WEST LAFAYETTE, Ind. — Small farmers across the U.S. use high tunnels to extend their growing season, something known to present different pest problems compared to open field production. However, as community farms grow to fill in for urban and rural food deserts, researchers see a gap in an understanding of how pest pressures vary depending on whether the high tunnels are located in the city or country.
Laura Ingwell, an assistant professor of entomology at Purdue University, has been addressing these questions and works with specialty-crop farmers across the Midwest. She now leads a $3.7 million USDA National Institute of Food and Agriculture project through its Specialty Crop Research Initiative. The four-year project will lead to integrated pest management and crop management recommendations, as well as an online tool to help farmers decide what approach would improve their profit.
“We want to understand the environmental constraints for the plants and pests in high tunnels throughout the seasons, and how pest pressures may differ across the urban to rural landscape,” Ingwell said. “The goal is to help growers improve yields and profits, and to improve food security for local communities and sustainable practices for all growers.”
Ingwell’s team includes experts from Purdue, the University of Illinois and the University of New Hampshire in the fields of entomology, horticulture and agricultural economics. It also will include growers across Indiana, Illinois and the New England area.
“This study is a collaboration with the growers, and we are not asking them to change their crops or do anything differently,” she said. “We simply want to observe. Then we will be able to make recommendations and develop tools to help all growers from urban to rural settings and from community to small commercial systems.”
High tunnels are plastic barriers that cover crops and come in many shapes and sizes. Most are used to protect specialty crops, like tomatoes, cucumbers and melons, from cold weather and rainfall. Ingwell hopes to study a variety of high tunnels, crops and growing practices. Interested growers can contact Ingwell directly at email@example.com, or through their local Purdue Extension or Purdue’s Midwest urban agriculture programs.
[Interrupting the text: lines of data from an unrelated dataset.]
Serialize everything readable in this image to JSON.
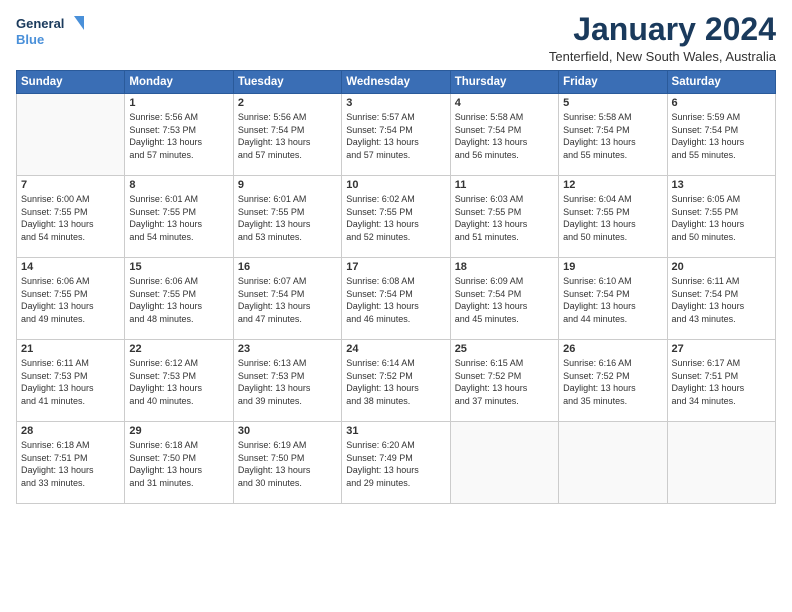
{
  "header": {
    "logo_line1": "General",
    "logo_line2": "Blue",
    "month": "January 2024",
    "location": "Tenterfield, New South Wales, Australia"
  },
  "days_of_week": [
    "Sunday",
    "Monday",
    "Tuesday",
    "Wednesday",
    "Thursday",
    "Friday",
    "Saturday"
  ],
  "weeks": [
    [
      {
        "day": "",
        "info": ""
      },
      {
        "day": "1",
        "info": "Sunrise: 5:56 AM\nSunset: 7:53 PM\nDaylight: 13 hours\nand 57 minutes."
      },
      {
        "day": "2",
        "info": "Sunrise: 5:56 AM\nSunset: 7:54 PM\nDaylight: 13 hours\nand 57 minutes."
      },
      {
        "day": "3",
        "info": "Sunrise: 5:57 AM\nSunset: 7:54 PM\nDaylight: 13 hours\nand 57 minutes."
      },
      {
        "day": "4",
        "info": "Sunrise: 5:58 AM\nSunset: 7:54 PM\nDaylight: 13 hours\nand 56 minutes."
      },
      {
        "day": "5",
        "info": "Sunrise: 5:58 AM\nSunset: 7:54 PM\nDaylight: 13 hours\nand 55 minutes."
      },
      {
        "day": "6",
        "info": "Sunrise: 5:59 AM\nSunset: 7:54 PM\nDaylight: 13 hours\nand 55 minutes."
      }
    ],
    [
      {
        "day": "7",
        "info": "Sunrise: 6:00 AM\nSunset: 7:55 PM\nDaylight: 13 hours\nand 54 minutes."
      },
      {
        "day": "8",
        "info": "Sunrise: 6:01 AM\nSunset: 7:55 PM\nDaylight: 13 hours\nand 54 minutes."
      },
      {
        "day": "9",
        "info": "Sunrise: 6:01 AM\nSunset: 7:55 PM\nDaylight: 13 hours\nand 53 minutes."
      },
      {
        "day": "10",
        "info": "Sunrise: 6:02 AM\nSunset: 7:55 PM\nDaylight: 13 hours\nand 52 minutes."
      },
      {
        "day": "11",
        "info": "Sunrise: 6:03 AM\nSunset: 7:55 PM\nDaylight: 13 hours\nand 51 minutes."
      },
      {
        "day": "12",
        "info": "Sunrise: 6:04 AM\nSunset: 7:55 PM\nDaylight: 13 hours\nand 50 minutes."
      },
      {
        "day": "13",
        "info": "Sunrise: 6:05 AM\nSunset: 7:55 PM\nDaylight: 13 hours\nand 50 minutes."
      }
    ],
    [
      {
        "day": "14",
        "info": "Sunrise: 6:06 AM\nSunset: 7:55 PM\nDaylight: 13 hours\nand 49 minutes."
      },
      {
        "day": "15",
        "info": "Sunrise: 6:06 AM\nSunset: 7:55 PM\nDaylight: 13 hours\nand 48 minutes."
      },
      {
        "day": "16",
        "info": "Sunrise: 6:07 AM\nSunset: 7:54 PM\nDaylight: 13 hours\nand 47 minutes."
      },
      {
        "day": "17",
        "info": "Sunrise: 6:08 AM\nSunset: 7:54 PM\nDaylight: 13 hours\nand 46 minutes."
      },
      {
        "day": "18",
        "info": "Sunrise: 6:09 AM\nSunset: 7:54 PM\nDaylight: 13 hours\nand 45 minutes."
      },
      {
        "day": "19",
        "info": "Sunrise: 6:10 AM\nSunset: 7:54 PM\nDaylight: 13 hours\nand 44 minutes."
      },
      {
        "day": "20",
        "info": "Sunrise: 6:11 AM\nSunset: 7:54 PM\nDaylight: 13 hours\nand 43 minutes."
      }
    ],
    [
      {
        "day": "21",
        "info": "Sunrise: 6:11 AM\nSunset: 7:53 PM\nDaylight: 13 hours\nand 41 minutes."
      },
      {
        "day": "22",
        "info": "Sunrise: 6:12 AM\nSunset: 7:53 PM\nDaylight: 13 hours\nand 40 minutes."
      },
      {
        "day": "23",
        "info": "Sunrise: 6:13 AM\nSunset: 7:53 PM\nDaylight: 13 hours\nand 39 minutes."
      },
      {
        "day": "24",
        "info": "Sunrise: 6:14 AM\nSunset: 7:52 PM\nDaylight: 13 hours\nand 38 minutes."
      },
      {
        "day": "25",
        "info": "Sunrise: 6:15 AM\nSunset: 7:52 PM\nDaylight: 13 hours\nand 37 minutes."
      },
      {
        "day": "26",
        "info": "Sunrise: 6:16 AM\nSunset: 7:52 PM\nDaylight: 13 hours\nand 35 minutes."
      },
      {
        "day": "27",
        "info": "Sunrise: 6:17 AM\nSunset: 7:51 PM\nDaylight: 13 hours\nand 34 minutes."
      }
    ],
    [
      {
        "day": "28",
        "info": "Sunrise: 6:18 AM\nSunset: 7:51 PM\nDaylight: 13 hours\nand 33 minutes."
      },
      {
        "day": "29",
        "info": "Sunrise: 6:18 AM\nSunset: 7:50 PM\nDaylight: 13 hours\nand 31 minutes."
      },
      {
        "day": "30",
        "info": "Sunrise: 6:19 AM\nSunset: 7:50 PM\nDaylight: 13 hours\nand 30 minutes."
      },
      {
        "day": "31",
        "info": "Sunrise: 6:20 AM\nSunset: 7:49 PM\nDaylight: 13 hours\nand 29 minutes."
      },
      {
        "day": "",
        "info": ""
      },
      {
        "day": "",
        "info": ""
      },
      {
        "day": "",
        "info": ""
      }
    ]
  ]
}
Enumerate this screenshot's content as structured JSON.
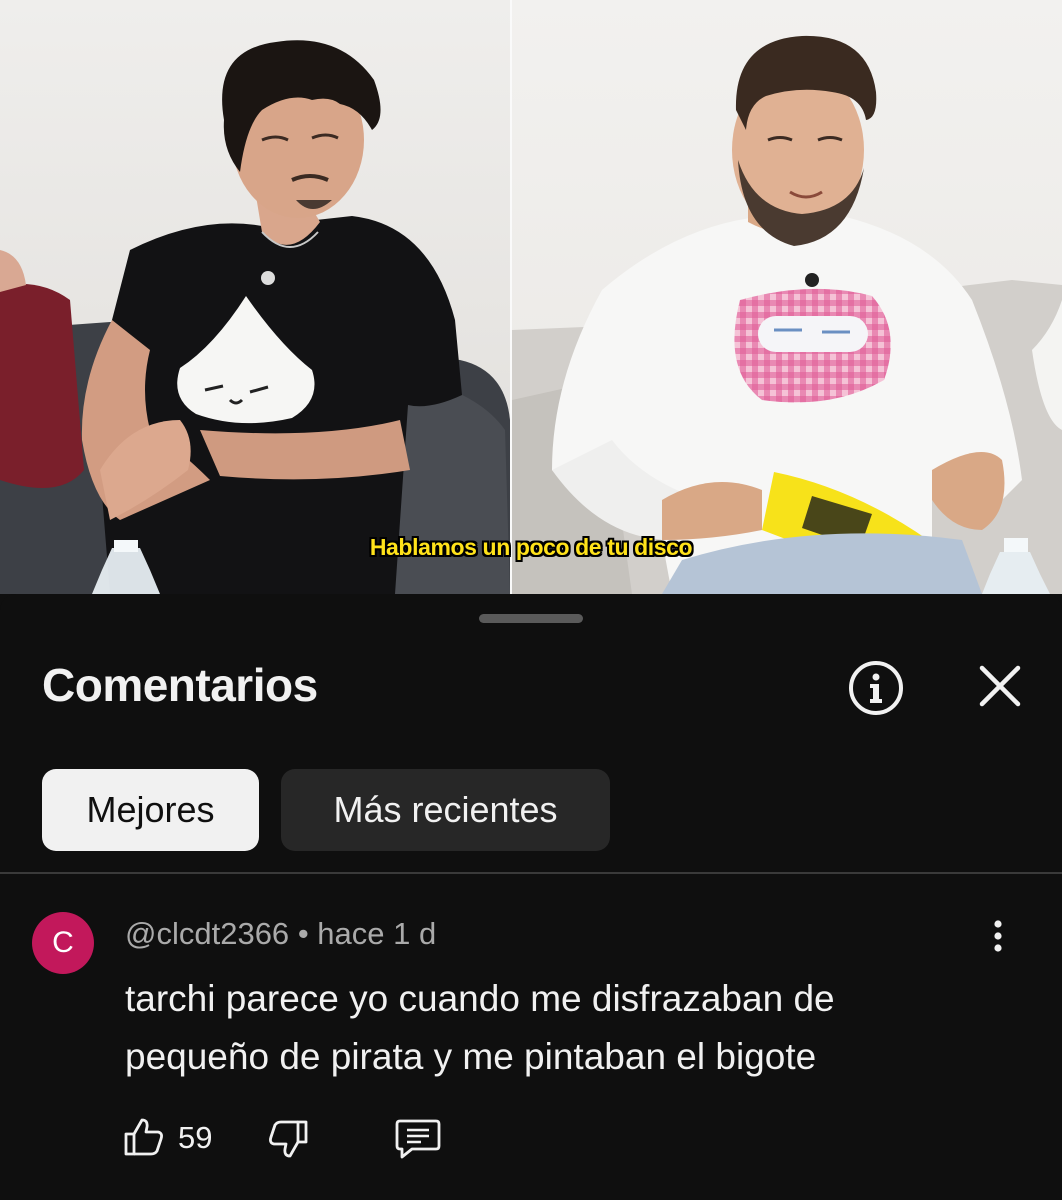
{
  "video": {
    "subtitle": "Hablamos un poco de tu disco"
  },
  "comments_panel": {
    "title": "Comentarios",
    "info_icon": "info-circle-icon",
    "close_icon": "close-icon",
    "sort_chips": [
      {
        "label": "Mejores",
        "selected": true
      },
      {
        "label": "Más recientes",
        "selected": false
      }
    ]
  },
  "comment": {
    "avatar_letter": "C",
    "avatar_color": "#c2185b",
    "author": "@clcdt2366",
    "separator": "•",
    "time": "hace 1 d",
    "text_line_1": "tarchi parece yo cuando me disfrazaban de",
    "text_line_2": "pequeño de pirata y me pintaban el bigote",
    "likes": "59"
  },
  "colors": {
    "background": "#0f0f0f",
    "text_primary": "#f1f1f1",
    "text_secondary": "#aaaaaa",
    "chip_selected_bg": "#f1f1f1",
    "chip_unselected_bg": "#272727",
    "subtitle": "#ffe21a"
  }
}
The team will deploy weather stations to track air and soil temperatures, and humidity both inside and outside of the tunnels. They also will directly monitor pests and beneficial insects through site visits and passive traps.
The team also will collect data to build an online tool to calculate whether an investment in an integrated pest management strategy or crop diversification will be profitable for a farmer.
“We want to build an easy-to-use online tool, like TurboTax, where farmers can answer inputs and expenses questions and the tool performs an assessment and offers financial guidance” said Ariana Torres, an associate professor of agricultural economics and horticulture and landscape architectureat Purdue who is part of the team. “Not every farmer grows the same way. When you have multiple crops, it may be complicated to do these financial calculations and it takes time small farmers don’t have. We hope this tool will clearly show the impact of one approach versus another.”
The tool also will show the impact of integrated pest management over time.
“With integrated pest management, the first year farmers may not see much of an advantage, but the third year the pest population may significantly improve profitability. The long-term effect is important to consider. It also may show IPM is not a good investment. It all depends on the farmer and their production system.”
The bottom line is, ‘Is it worth it?” Torres said.
“These farmers have a very small profit margin, and this is their livelihood. We want to help them find the best match of crops and pest management.”
Improving profits helps keep small farms growing and they are needed more than ever, Ingwell said.
“Food access is very important, and even in Indiana we have places where it is an issue,” she said. “These small and medium farms are providing much needed food in food insecure communities, and high tunnels help them to continue to produce almost all year long in our climate. We want to give them every advantage we can.”
— Purdue University Agriculture News